Lay Down the Design and Start Cutting
Now that you have chosen a core material, it is time to draw the lines and get to cutting!
Drawing a Central Line
Before you start drawing the entire design on the workpiece, you'll need to draw a central line to keep everything level.
Then, it's time to draw the rest of the design onto the board, and set the perfect rail configuration.
Choosing a Rail Configuration
Professionals recommend choosing a 60/40 rail configuration if you're into riding bigger waves and enjoying heavier rides.
However, a 50/50 configuration will be suitable for the majority of your rides.
As with all custom bodyboards, your final choice for both core material and rail configuration will depend upon your personal preferences and riding style.
We definitely recommend trying out a few bodyboards with varying configurations before making a final choice - these components can make a world of a difference for experienced riders.
Cutting Your Shape
Now that you've laid down the design, it's time to start cutting your bodyboard.
We'll start by chopping off any unwanted odds and ends from the board material.
Then, we'll smoothen the edges with a portable planer.
When smoothing the edges of the board, make sure you're being very exacting. You'll want to make sure you get the right rail configuration.

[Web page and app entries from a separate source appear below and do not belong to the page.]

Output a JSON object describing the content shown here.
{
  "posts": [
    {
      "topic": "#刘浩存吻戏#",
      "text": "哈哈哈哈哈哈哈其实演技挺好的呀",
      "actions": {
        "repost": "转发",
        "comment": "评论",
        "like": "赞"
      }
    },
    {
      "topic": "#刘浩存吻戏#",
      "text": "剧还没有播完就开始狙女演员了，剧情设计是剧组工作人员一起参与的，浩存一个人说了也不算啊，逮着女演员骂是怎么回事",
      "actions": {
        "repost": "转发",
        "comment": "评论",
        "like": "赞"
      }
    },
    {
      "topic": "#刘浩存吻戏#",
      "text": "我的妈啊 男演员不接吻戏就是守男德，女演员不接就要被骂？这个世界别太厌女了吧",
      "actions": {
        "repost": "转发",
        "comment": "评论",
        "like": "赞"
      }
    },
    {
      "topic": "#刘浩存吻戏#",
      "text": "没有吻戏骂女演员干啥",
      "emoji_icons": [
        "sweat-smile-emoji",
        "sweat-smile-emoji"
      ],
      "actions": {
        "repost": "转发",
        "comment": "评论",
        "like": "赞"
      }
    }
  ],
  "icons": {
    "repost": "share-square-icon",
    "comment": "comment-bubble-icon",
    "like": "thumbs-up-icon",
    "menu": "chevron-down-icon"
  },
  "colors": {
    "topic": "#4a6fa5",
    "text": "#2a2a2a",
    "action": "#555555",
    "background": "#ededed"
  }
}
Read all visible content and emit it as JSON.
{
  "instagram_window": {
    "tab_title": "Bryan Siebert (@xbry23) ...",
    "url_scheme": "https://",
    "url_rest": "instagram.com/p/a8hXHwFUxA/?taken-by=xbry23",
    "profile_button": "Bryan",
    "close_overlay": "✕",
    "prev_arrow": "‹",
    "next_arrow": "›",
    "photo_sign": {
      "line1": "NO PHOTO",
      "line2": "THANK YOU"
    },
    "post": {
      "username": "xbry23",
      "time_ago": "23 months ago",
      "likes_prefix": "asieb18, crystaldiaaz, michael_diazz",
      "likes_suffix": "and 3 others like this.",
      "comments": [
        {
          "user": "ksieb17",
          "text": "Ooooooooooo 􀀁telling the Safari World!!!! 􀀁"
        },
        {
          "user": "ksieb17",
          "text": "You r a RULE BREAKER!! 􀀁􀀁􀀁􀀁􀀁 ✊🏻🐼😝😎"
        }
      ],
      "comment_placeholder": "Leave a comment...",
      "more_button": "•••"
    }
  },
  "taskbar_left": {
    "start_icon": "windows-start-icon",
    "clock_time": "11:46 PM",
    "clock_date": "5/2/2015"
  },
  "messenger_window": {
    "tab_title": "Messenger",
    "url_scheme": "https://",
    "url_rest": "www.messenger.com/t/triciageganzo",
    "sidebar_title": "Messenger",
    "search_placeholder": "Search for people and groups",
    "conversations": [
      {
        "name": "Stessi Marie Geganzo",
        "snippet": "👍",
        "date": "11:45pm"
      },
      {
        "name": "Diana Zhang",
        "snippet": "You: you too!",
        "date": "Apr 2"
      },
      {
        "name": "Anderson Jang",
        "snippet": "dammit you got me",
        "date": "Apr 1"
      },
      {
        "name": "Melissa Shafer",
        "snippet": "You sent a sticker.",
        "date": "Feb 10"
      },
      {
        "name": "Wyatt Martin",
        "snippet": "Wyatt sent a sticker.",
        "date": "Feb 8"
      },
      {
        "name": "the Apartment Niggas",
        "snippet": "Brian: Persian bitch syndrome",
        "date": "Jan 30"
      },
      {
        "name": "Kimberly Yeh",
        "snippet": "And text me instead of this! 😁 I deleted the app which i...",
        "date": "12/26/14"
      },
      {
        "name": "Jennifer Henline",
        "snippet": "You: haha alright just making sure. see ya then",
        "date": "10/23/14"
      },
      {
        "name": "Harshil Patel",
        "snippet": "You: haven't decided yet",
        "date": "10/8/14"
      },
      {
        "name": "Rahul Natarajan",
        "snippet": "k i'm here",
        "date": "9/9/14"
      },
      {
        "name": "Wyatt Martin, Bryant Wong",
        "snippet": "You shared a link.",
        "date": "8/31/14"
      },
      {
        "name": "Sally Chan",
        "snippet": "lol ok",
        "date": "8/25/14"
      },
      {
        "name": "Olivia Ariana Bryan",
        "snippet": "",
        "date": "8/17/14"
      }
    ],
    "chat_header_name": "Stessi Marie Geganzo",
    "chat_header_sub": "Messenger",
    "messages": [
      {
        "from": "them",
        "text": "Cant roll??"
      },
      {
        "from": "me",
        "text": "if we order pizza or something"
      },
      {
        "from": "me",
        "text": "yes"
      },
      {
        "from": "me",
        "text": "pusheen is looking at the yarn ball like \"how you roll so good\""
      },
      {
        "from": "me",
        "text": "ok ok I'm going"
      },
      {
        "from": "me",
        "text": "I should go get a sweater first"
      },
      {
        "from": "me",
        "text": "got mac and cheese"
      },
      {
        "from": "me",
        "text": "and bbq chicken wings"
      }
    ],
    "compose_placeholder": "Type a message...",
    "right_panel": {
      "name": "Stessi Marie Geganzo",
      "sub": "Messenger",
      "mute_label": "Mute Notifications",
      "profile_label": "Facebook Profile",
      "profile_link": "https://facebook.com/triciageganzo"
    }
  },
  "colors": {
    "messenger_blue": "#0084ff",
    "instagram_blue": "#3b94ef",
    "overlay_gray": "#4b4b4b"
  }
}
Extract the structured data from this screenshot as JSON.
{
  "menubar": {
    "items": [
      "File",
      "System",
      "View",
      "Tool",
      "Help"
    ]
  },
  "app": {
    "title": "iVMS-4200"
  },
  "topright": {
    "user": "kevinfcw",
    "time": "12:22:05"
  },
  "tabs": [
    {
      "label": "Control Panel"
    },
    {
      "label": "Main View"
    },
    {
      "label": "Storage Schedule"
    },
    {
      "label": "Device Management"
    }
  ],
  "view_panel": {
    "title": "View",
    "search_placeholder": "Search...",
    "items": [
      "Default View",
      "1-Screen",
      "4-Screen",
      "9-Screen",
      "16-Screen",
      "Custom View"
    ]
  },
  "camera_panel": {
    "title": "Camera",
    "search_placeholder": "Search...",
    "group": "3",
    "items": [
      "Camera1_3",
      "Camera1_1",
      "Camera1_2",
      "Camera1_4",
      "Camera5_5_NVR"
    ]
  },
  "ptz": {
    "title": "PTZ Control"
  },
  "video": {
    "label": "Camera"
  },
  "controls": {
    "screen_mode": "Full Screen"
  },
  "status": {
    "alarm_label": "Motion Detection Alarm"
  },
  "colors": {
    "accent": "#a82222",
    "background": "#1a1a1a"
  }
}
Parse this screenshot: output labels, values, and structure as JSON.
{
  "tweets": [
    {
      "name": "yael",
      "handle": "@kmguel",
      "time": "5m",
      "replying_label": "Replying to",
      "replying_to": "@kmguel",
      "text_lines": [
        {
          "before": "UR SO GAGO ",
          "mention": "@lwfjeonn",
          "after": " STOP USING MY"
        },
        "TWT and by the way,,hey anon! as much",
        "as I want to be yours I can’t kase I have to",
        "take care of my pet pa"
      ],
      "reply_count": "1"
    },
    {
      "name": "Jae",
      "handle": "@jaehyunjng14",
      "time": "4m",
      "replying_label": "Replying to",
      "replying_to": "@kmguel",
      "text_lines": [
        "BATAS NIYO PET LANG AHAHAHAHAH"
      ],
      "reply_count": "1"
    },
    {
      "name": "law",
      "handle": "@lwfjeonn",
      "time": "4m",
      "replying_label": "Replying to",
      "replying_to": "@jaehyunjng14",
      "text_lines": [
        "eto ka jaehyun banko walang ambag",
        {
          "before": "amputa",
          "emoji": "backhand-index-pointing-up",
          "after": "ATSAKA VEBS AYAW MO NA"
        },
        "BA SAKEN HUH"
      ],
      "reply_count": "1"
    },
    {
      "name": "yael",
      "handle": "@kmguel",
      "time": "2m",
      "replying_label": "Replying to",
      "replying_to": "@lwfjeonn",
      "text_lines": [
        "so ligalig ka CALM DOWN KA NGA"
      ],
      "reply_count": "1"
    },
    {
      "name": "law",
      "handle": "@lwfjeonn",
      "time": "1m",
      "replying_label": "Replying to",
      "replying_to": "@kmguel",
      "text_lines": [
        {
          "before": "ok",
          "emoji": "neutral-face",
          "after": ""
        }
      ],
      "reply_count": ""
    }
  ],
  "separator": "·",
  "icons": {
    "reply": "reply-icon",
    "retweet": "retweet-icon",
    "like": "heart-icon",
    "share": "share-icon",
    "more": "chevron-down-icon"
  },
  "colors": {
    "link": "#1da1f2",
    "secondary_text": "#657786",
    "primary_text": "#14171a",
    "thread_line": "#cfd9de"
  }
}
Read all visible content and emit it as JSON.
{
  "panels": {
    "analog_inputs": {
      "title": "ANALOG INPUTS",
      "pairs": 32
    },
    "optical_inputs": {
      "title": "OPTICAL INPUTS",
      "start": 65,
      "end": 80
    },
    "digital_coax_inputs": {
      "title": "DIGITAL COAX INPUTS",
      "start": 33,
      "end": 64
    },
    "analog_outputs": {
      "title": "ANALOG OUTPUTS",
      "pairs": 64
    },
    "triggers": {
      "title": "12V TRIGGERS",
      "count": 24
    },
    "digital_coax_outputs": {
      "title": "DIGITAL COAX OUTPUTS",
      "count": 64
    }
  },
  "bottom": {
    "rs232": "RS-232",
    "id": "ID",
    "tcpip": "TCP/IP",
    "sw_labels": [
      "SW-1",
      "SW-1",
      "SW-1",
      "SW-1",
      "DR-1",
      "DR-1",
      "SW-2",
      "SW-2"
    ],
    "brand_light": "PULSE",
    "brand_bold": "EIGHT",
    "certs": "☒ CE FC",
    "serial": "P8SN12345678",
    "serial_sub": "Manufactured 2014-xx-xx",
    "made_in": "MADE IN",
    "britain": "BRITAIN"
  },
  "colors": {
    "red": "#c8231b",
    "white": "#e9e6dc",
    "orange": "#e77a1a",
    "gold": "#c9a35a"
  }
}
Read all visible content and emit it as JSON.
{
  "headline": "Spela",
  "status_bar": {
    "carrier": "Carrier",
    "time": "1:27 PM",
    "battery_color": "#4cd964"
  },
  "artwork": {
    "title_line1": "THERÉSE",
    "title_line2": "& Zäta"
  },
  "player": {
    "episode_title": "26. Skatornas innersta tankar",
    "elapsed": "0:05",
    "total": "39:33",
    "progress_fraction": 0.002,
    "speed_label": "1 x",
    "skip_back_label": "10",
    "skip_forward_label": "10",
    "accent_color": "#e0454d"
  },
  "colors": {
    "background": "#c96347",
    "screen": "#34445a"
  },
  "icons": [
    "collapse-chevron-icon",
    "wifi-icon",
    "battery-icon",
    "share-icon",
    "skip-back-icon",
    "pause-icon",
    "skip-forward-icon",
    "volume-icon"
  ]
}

Don't work on one side too much without taking a step back and looking at the boogie board from afar.
Once you've chopped off all unnecessary parts from the bodyboard, it's time for a final sanding.
We recommend using some fine grit sandpaper to get rid of those rough edges.
Taking a Final Look
How's the board looking?
By now, you should have smooth edges and rail lines from nose to tail.
Apply some more fine-grit sandpaper wherever you see any rough edges or surfaces.
Once you're done with rail lines, it is time to cut the nose curve at 175 degrees.
To do this, mark both nose bulbs to ensure the board is completely even.
Insert the nose bulbs, then reapply the planer and sandpaper to both nose and channels until you've got the design you want.
Make the Tail and Laminate the Board
The only items left now are choosing your tail design, slick material and board length.
If you're unsure of the right board length for you, check out our Bodyboard Size Calculator. This should give a good range of what lengths you should be shooting for. Additionally, check out our Bodyboard Size Guide if you prefer a chart instead.
From here, it's time to choose your tail design. You can choose either a Crescent Tail or Bat Tail (or a variant of either, such as the Flat Bat Tail).
Crescent Tails vs. Bat Tails
Generally speaking, a crescent tail is recommended for most riders, with a bat tail being used primarily for dropknee riding.
Crescent tail bodyboards offer more stability and a smoother ride, due to having less contact with the wave.
You can learn more about the different types of tail designs here to figure out the best tail shape for you.
Creating the Channels and Slick
Now that we've got our nose bulbs in, and our bodyboard is starting to take shape, it's time to lay the slick.
Much like the bodyboard's core, the slick can be a variety of different materials, from HDPE (or high density polyethylene) to Surlyn.
Surlyn slicks are often referred to as one of the best available slick types available. You can learn more about slick types here.
Lay the slick sheet over the bottom of the board, and begin heat laminating it. Gently press down all along the slick, slowly removing any air bubbles that come up.
Then, cut off any excess slick material, and use fine grit sandpaper to sand down any sharp areas.
You can add tail bumpers to further protect your design from knee impact and water.
Testing It Out
If you made it to the end, congratulations! It's time to get that new custom bodyboard on the water!
Take your board to your nearest spot, apply wax if preferred, and get to riding.
If something doesn't feel quite right, you can always head back and modify each component, or shape a new board if necessary.
Shaping In Action
Need some inspiration? Watch as bodyboard shaper Jarrod Gibson gives an inside look into his process. Then, check out bodyboard shaper Dan Sivess of Pride Bodyboards.